The Ox’s speaker attenuation has a stepped potentiometer set internally at five fixed positions so you don’t have to search for the perfect attenuation settings each time like you would on the vintage attenuators I used as a kid. Using fixed attenuation settings was an insightful design decision for Universal Audio, and it makes it easy to plug in and quickly find the tone you’re looking for. As long as you match the ohms of your speaker cabinet or combo before using your amplifier with the Ox, it’s very easy to get started.
With the speaker attenuation set to zero, you end up completely muting your amplifier. As you turn the dial, the volume starts to increase in increments, with five being the absolute loudest you can get. To my ear and my practice regimen, playing at three, sounded the best for the daily standard.
While playing at lower settings is doable on the Ox, there is a noticeable bass response loss from the volume being reduced so much. You can also talk over yourself at the lower settings. For just jamming out, it isn’t that bad, but the difference in feel between practicing at two and three is night and day. My favorite setting was four, but that’s when it started becoming uncomfortable for everyone else around me during the quarantine. I recommend staying at three unless you want to start getting some ugly looks when you go outside to pick up your morning paper.

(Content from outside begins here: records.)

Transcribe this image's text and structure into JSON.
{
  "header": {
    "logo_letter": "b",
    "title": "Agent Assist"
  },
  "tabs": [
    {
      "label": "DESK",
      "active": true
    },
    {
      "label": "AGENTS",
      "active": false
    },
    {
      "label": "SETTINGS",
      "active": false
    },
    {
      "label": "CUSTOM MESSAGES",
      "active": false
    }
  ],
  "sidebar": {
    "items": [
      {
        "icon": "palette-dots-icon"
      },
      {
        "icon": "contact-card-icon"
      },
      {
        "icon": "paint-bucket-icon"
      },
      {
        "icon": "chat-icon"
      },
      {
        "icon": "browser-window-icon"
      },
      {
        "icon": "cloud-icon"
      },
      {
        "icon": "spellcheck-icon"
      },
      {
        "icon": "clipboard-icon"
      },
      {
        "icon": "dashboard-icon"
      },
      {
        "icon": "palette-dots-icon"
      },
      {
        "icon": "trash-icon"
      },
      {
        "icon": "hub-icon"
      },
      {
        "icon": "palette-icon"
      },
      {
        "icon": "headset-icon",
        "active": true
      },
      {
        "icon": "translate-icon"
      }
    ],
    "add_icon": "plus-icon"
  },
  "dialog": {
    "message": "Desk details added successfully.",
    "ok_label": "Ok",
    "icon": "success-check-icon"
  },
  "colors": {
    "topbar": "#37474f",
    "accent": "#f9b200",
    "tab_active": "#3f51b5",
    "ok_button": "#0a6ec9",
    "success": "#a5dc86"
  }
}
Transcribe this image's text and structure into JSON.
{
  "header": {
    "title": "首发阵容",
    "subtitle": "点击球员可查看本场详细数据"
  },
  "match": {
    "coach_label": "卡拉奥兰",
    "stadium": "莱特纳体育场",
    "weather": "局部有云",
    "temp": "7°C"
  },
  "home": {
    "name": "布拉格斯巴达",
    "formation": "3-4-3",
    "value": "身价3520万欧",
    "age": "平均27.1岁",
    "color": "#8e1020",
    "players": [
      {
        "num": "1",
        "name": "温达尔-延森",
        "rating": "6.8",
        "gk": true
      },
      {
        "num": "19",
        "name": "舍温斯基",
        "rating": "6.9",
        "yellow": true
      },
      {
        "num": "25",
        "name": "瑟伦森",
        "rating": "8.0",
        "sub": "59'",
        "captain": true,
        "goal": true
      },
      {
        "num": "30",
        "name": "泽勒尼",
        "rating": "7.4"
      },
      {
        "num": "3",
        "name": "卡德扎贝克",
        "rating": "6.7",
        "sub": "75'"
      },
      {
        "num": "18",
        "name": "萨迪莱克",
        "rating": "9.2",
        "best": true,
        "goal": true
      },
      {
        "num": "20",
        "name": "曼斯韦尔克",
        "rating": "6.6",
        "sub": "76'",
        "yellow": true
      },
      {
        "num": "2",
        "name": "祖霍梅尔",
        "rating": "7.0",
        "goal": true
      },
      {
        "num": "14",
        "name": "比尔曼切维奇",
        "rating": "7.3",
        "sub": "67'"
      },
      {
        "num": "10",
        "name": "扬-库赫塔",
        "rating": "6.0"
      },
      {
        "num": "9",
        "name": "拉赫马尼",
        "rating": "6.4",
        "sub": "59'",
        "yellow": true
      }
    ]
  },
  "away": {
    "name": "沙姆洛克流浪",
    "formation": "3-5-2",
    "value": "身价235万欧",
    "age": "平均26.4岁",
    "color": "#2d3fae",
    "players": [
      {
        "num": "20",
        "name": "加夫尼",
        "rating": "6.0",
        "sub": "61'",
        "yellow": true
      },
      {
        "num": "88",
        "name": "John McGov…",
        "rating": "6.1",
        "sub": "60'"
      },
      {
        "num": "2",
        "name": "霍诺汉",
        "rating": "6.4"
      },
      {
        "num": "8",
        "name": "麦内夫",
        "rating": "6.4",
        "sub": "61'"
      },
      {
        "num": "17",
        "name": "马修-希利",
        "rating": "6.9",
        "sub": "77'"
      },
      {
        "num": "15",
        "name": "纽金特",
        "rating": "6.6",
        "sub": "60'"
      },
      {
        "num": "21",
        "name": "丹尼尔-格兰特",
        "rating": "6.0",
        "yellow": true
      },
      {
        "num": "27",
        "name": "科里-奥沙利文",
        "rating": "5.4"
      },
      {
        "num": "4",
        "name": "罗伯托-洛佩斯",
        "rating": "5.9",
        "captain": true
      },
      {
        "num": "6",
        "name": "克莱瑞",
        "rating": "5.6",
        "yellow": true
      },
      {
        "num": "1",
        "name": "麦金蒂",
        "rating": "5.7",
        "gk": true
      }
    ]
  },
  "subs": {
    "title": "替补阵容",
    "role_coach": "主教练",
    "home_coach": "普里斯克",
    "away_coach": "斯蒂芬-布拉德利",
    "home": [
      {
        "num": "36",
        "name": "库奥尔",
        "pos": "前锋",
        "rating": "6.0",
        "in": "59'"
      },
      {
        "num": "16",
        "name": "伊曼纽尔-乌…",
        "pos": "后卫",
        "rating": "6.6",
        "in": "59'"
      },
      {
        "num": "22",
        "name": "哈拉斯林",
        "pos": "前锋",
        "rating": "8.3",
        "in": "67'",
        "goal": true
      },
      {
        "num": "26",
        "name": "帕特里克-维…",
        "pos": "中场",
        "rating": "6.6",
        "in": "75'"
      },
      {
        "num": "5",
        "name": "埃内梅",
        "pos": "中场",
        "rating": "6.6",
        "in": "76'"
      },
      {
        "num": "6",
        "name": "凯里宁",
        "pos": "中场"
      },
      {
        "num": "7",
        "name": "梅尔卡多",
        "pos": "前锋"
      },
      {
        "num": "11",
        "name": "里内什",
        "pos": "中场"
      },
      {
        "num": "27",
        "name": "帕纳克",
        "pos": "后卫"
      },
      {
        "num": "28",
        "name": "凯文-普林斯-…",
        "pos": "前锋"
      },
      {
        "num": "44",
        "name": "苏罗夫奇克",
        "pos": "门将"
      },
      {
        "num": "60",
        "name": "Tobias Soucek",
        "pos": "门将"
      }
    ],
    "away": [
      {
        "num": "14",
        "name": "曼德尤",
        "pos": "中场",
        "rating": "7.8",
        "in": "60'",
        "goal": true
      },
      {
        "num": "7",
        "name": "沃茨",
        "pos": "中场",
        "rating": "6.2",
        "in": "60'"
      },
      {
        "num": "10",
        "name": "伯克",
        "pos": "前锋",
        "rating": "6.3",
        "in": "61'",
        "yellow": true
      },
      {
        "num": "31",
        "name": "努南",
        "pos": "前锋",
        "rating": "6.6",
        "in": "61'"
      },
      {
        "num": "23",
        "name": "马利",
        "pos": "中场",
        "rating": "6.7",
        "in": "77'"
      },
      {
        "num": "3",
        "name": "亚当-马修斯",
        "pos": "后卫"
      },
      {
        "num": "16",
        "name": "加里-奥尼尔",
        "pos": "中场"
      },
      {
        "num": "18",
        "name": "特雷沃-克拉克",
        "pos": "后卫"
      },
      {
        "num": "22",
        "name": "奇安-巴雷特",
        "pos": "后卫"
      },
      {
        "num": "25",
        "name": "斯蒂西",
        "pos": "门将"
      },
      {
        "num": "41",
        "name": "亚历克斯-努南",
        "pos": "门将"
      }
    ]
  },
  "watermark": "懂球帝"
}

As for the tone of my attenuated amplifier signal through the OX, the guitar tone is full of full frequency life and resonance. When the tubes are adequately cranked, there’s a chime I hear in notes that I usually would only get recording guitar amps cranked in the recording studio. Usually, the tube chime and shimmer an unattainable aspect of tone that one grows accustomed to never hearing when playing at home. I’ve seen players chase that tone with gain pedals or boutique amplifiers, but still never get the true tonal satisfaction of playing in front of cranked tube amplifiers. I have to say the Ox more than delivers the goods on this front alone. I’ve used my Ox daily since its purchase. The speaker attenuation is excellent for daily practice and helps keep you inspired while you play by getting the most out of your amplifier. I can’t believe I’m saying this, but the Ox comes highly recommended from me. They are pricy but worth it. Can’t snag a new one at the $1200 price tag, don’t worry, I’ve seen slightly used examples these flip online for 40% off the MSRP. Universal Audio’s Ox is so worth it; I’m going to dedicate another blog post to the topic about how the extra features I haven’t mentioned have taken the Ox and made it one of those few revolutionary pieces of gear that come around. So stay tuned!